TASK TO COMPLETE:
Please copy each line of the listing below in which the word "python" appears.

SUPPLIED RECORDS:
-=-=-

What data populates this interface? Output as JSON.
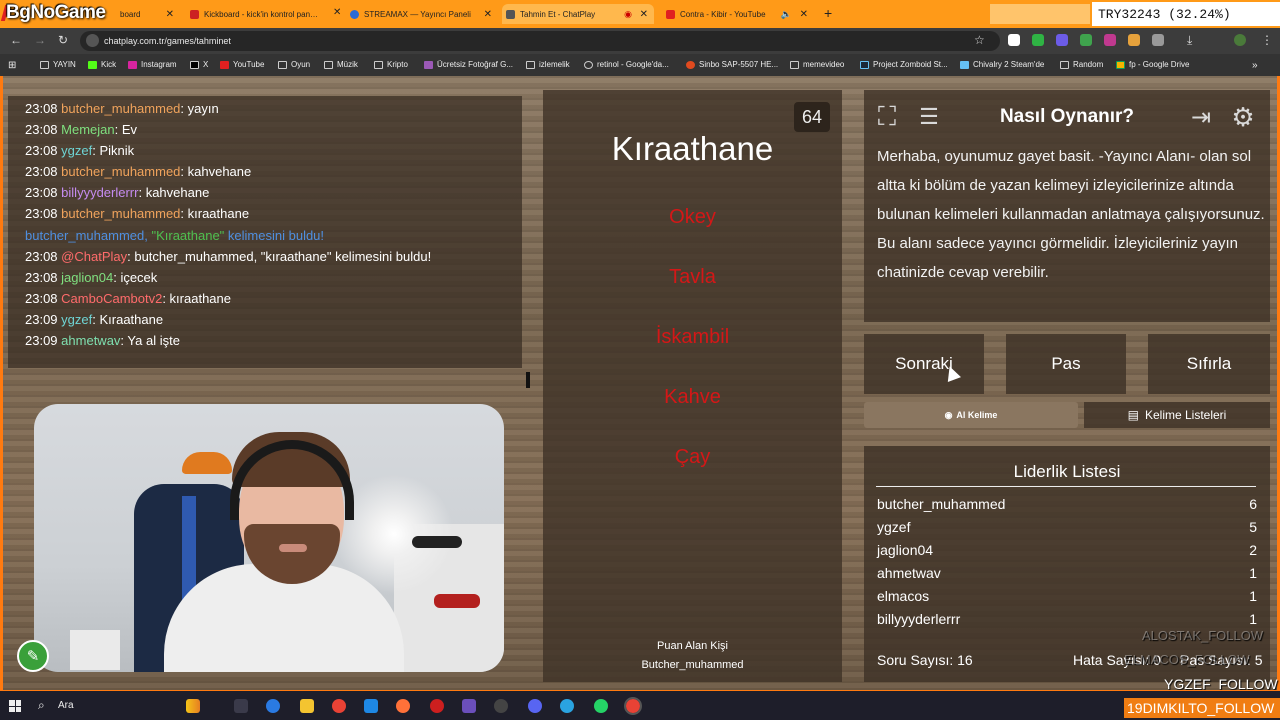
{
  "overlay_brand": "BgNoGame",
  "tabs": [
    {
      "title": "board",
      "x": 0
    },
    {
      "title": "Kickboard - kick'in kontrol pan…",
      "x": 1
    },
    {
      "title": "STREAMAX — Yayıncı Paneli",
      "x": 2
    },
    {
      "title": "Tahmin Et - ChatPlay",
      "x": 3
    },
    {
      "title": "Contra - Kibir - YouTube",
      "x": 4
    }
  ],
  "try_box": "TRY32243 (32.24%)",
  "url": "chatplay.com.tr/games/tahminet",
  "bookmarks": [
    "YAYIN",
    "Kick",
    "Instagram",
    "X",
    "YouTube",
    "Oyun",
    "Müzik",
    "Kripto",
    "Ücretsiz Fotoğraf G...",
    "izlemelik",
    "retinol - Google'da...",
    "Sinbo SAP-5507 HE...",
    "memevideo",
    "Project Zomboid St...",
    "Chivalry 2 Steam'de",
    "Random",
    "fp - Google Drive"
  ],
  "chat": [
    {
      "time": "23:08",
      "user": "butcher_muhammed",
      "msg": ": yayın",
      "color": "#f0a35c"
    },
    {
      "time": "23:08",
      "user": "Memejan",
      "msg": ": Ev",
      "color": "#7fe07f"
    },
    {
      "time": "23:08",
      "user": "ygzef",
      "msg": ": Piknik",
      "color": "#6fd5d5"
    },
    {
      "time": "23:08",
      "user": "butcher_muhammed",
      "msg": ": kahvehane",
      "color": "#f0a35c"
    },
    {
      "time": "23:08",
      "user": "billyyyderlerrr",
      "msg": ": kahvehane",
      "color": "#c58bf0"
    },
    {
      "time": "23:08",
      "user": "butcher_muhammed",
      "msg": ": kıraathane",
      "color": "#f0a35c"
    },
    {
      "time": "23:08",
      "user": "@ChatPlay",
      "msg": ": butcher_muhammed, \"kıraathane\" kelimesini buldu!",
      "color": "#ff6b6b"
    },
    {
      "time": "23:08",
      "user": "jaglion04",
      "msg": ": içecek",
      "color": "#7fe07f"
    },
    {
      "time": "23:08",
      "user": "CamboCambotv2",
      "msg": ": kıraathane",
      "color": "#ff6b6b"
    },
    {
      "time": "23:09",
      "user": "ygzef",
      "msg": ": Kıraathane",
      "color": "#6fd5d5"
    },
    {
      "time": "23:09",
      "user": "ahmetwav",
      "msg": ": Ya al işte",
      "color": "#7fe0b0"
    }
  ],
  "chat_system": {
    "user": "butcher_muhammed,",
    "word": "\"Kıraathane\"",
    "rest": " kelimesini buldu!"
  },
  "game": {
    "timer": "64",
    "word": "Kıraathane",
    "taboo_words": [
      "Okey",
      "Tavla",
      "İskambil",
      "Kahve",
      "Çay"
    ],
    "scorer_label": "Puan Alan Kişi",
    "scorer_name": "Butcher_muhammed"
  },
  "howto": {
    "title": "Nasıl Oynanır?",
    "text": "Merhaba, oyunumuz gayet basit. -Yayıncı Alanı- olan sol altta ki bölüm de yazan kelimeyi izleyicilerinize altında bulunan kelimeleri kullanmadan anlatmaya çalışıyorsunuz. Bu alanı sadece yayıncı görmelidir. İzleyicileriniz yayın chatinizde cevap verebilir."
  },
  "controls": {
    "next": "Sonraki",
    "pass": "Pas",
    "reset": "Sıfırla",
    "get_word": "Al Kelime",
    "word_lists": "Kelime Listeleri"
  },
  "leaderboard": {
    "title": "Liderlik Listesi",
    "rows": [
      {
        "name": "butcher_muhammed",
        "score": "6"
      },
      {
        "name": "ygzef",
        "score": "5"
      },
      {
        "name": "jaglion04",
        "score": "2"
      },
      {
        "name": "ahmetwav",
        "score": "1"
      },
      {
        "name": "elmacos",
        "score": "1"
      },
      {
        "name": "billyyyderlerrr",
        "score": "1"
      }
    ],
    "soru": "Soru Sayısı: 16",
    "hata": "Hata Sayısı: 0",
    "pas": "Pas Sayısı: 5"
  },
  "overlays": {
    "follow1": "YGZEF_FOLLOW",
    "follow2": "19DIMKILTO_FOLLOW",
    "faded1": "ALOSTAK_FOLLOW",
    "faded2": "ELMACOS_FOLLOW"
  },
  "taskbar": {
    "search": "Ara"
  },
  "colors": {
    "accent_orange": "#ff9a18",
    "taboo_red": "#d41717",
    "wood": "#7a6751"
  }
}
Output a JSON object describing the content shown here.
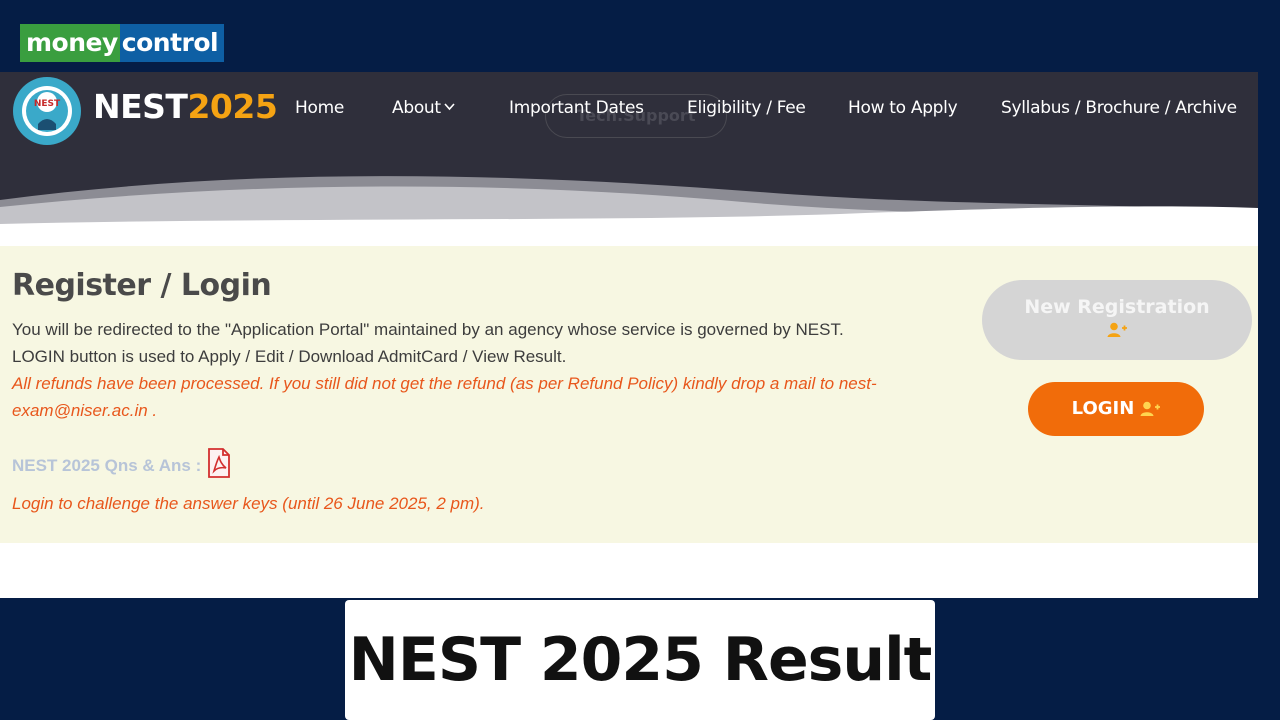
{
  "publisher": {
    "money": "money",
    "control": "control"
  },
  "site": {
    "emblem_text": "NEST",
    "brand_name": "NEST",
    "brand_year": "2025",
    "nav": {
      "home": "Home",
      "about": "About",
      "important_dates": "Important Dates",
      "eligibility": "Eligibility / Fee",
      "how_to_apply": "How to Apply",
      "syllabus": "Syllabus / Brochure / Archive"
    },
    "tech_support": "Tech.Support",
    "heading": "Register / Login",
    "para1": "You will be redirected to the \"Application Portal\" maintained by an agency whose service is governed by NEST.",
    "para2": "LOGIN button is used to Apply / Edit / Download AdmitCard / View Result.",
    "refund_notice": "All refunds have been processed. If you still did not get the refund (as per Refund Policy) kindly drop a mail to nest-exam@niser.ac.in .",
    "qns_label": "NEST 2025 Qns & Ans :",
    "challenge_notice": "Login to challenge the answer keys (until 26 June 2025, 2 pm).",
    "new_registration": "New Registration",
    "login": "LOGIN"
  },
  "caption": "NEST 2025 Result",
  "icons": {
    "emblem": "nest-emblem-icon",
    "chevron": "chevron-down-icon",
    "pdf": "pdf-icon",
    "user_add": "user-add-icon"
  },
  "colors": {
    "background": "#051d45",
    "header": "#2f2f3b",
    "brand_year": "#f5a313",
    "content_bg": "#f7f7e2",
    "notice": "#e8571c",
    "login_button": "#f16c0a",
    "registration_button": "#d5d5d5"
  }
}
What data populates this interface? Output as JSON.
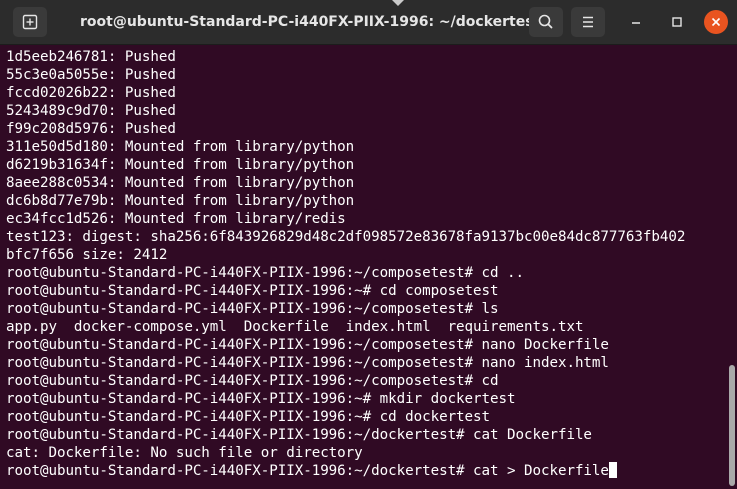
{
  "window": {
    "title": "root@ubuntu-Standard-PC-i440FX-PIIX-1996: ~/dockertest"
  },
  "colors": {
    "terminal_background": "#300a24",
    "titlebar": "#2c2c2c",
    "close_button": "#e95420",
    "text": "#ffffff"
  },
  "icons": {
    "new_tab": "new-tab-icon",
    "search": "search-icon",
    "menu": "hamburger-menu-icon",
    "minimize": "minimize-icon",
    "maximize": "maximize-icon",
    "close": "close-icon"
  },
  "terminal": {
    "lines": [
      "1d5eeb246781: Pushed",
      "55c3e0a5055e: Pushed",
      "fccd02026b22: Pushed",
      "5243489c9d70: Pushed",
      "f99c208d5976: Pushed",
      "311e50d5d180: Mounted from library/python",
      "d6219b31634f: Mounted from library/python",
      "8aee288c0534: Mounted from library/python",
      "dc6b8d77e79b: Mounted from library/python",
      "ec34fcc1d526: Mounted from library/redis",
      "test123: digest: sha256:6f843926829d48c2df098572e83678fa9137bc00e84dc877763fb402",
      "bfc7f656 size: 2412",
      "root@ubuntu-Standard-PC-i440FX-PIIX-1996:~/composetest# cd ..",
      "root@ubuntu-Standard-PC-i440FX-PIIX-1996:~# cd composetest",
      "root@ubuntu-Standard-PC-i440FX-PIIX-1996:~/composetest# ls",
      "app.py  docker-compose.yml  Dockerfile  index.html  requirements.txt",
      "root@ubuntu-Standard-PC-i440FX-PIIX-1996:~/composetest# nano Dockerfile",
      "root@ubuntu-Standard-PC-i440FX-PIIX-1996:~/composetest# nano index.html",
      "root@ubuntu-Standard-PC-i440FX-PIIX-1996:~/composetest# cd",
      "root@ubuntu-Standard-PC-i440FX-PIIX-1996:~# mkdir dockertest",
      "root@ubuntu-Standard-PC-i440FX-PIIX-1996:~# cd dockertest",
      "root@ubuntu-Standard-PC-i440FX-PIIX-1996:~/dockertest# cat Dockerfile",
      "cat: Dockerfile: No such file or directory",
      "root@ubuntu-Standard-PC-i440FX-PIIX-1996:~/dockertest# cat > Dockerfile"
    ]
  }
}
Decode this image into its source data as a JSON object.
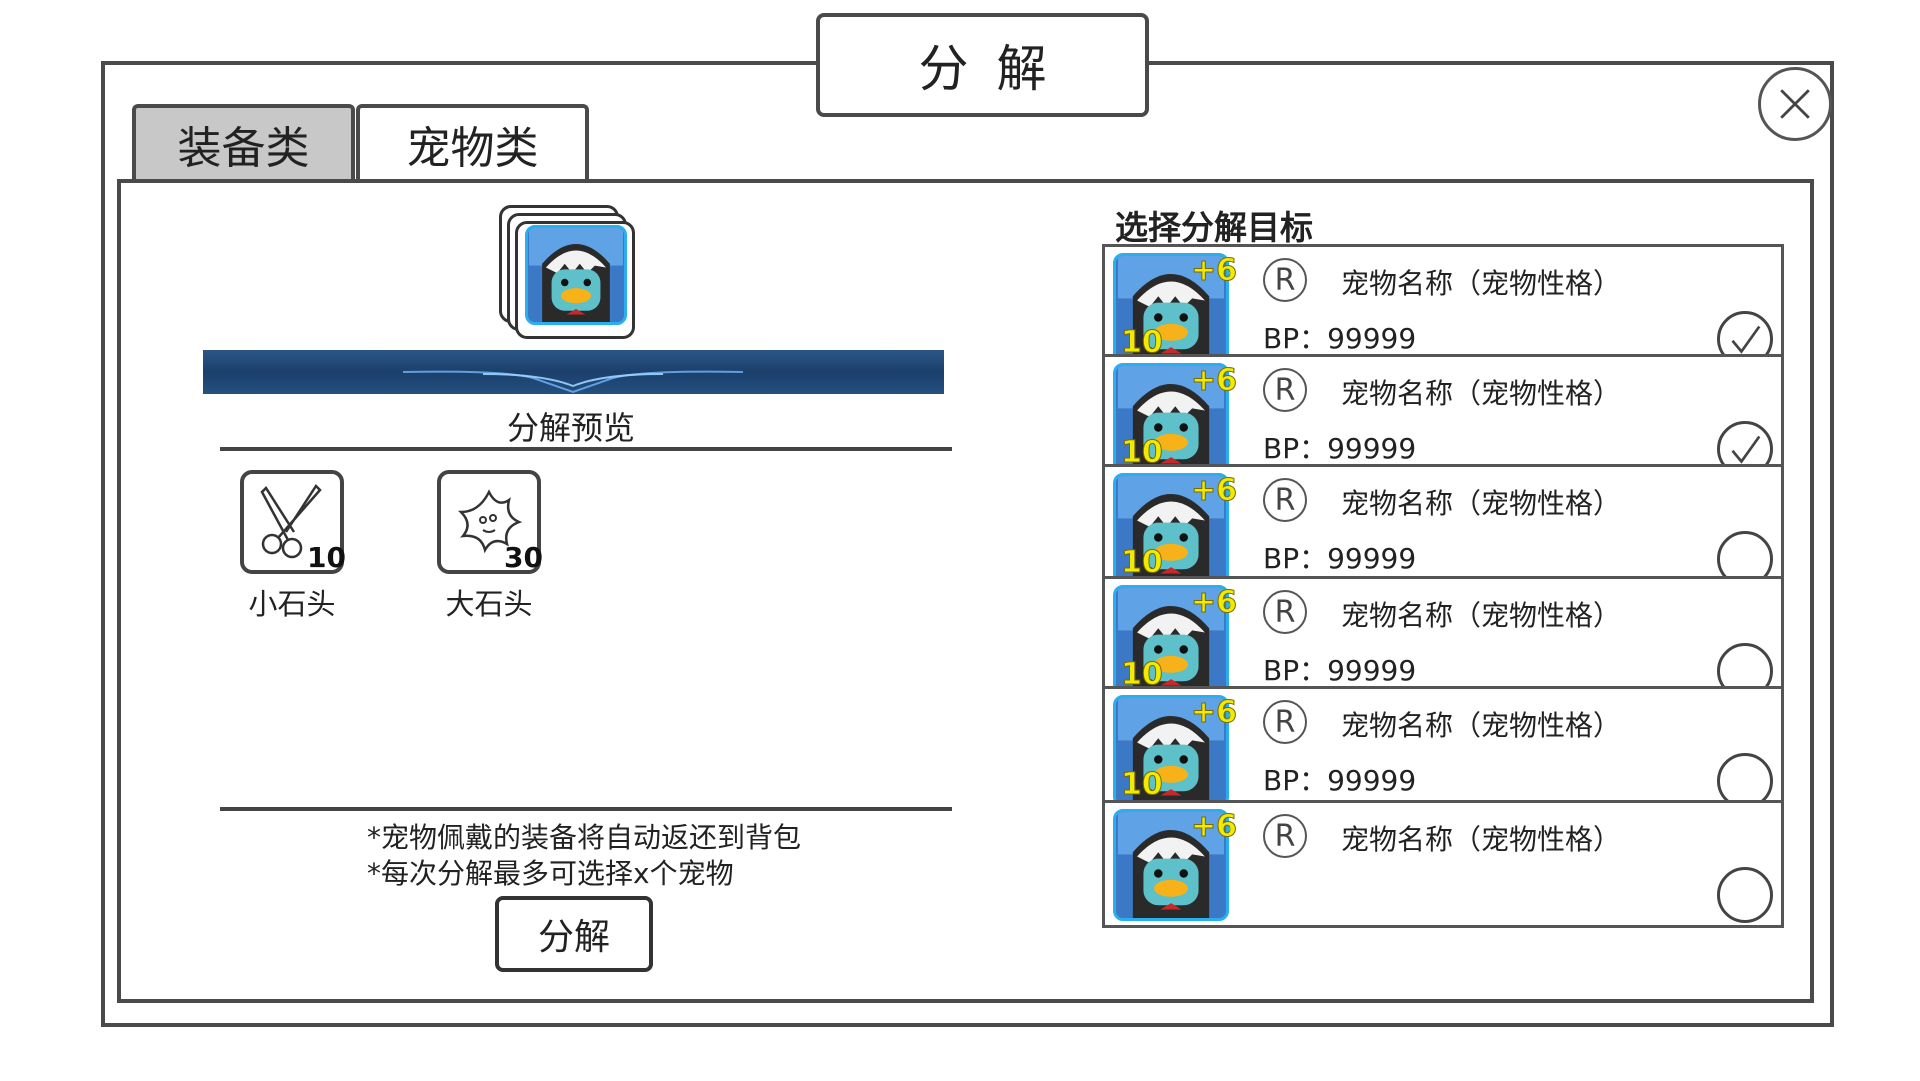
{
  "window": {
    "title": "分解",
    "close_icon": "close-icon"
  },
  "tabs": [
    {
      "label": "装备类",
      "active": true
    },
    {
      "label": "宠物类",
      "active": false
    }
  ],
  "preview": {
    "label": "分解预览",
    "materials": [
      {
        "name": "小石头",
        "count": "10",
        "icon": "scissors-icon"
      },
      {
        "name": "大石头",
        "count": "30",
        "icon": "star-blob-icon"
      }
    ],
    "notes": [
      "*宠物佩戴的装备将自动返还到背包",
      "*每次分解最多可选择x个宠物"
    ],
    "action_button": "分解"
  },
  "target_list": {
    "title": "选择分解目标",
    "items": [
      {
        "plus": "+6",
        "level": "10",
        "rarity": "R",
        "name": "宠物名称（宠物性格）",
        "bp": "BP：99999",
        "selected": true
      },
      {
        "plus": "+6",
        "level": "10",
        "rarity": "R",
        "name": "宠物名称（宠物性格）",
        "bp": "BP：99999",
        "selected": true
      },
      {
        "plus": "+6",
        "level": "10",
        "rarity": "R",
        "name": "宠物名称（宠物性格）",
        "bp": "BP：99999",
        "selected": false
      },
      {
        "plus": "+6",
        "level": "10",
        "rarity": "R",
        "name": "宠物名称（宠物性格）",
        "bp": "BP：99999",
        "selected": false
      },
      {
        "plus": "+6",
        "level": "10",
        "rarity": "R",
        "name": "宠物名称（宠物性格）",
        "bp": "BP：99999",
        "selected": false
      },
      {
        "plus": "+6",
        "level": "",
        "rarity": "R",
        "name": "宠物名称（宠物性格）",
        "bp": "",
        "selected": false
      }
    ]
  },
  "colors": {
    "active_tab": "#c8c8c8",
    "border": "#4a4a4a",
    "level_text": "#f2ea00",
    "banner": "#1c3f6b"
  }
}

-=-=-

ANSWER FOR THE TASK:
      "311e50d5d180: Mounted from library/python",
      "d6219b31634f: Mounted from library/python",
      "8aee288c0534: Mounted from library/python",
      "dc6b8d77e79b: Mounted from library/python",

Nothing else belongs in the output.